* _Records for the task_
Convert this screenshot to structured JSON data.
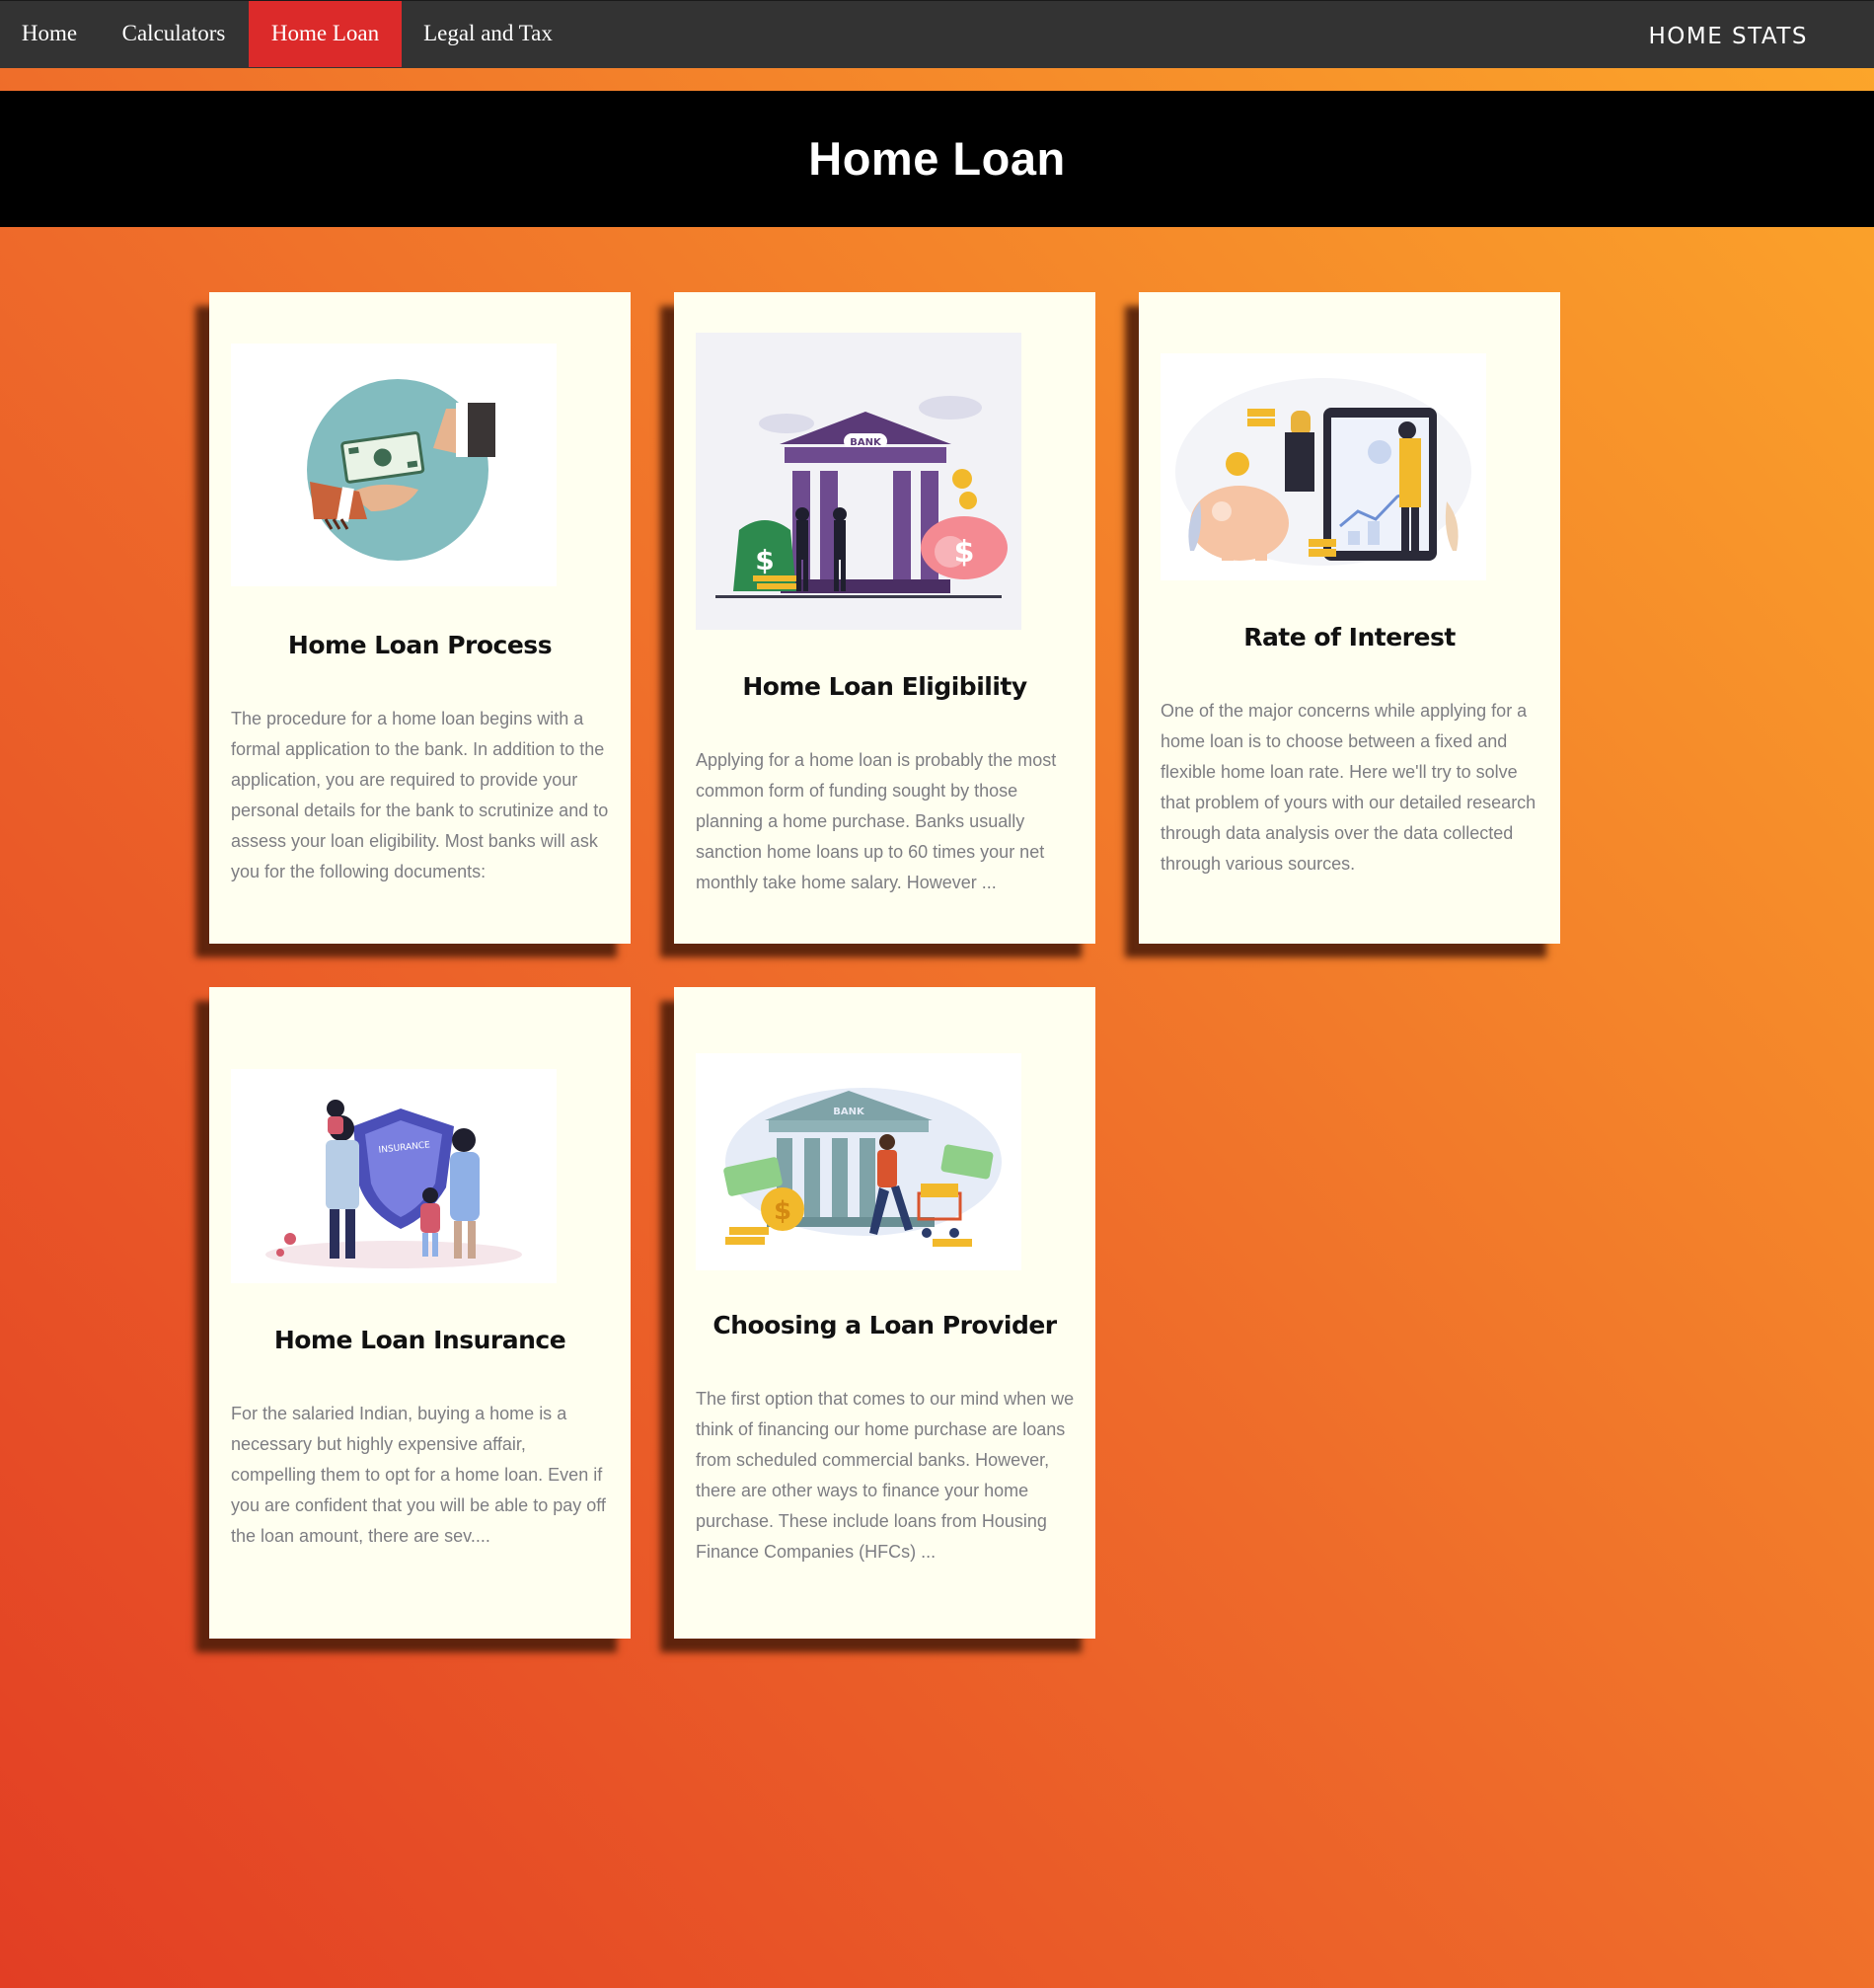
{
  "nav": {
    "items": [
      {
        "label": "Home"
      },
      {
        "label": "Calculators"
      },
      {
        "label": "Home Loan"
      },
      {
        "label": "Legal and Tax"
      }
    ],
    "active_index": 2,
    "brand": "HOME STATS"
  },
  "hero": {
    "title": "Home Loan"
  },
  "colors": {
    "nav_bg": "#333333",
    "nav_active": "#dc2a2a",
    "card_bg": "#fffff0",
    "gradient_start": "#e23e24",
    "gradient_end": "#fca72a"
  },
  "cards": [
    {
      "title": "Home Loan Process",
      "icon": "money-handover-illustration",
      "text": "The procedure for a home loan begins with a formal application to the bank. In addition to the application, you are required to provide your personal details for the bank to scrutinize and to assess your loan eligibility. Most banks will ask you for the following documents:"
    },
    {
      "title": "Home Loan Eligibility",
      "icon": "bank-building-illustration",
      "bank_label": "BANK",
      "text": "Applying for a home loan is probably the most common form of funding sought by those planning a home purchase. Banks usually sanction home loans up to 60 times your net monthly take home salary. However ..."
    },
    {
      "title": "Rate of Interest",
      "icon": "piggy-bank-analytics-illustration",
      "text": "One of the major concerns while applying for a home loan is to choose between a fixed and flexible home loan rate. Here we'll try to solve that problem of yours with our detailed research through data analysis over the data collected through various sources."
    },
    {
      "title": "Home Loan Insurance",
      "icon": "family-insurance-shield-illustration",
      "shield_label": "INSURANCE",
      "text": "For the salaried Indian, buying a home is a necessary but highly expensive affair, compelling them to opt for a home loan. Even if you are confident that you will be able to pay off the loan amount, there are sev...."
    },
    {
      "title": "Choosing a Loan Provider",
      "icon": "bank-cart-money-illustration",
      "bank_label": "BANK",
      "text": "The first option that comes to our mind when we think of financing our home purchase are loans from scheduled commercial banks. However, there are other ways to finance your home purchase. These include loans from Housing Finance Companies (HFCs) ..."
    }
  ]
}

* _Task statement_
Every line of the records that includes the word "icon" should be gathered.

* _Response to this exercise_
      "icon": "money-handover-illustration",
      "icon": "bank-building-illustration",
      "icon": "piggy-bank-analytics-illustration",
      "icon": "family-insurance-shield-illustration",
      "icon": "bank-cart-money-illustration",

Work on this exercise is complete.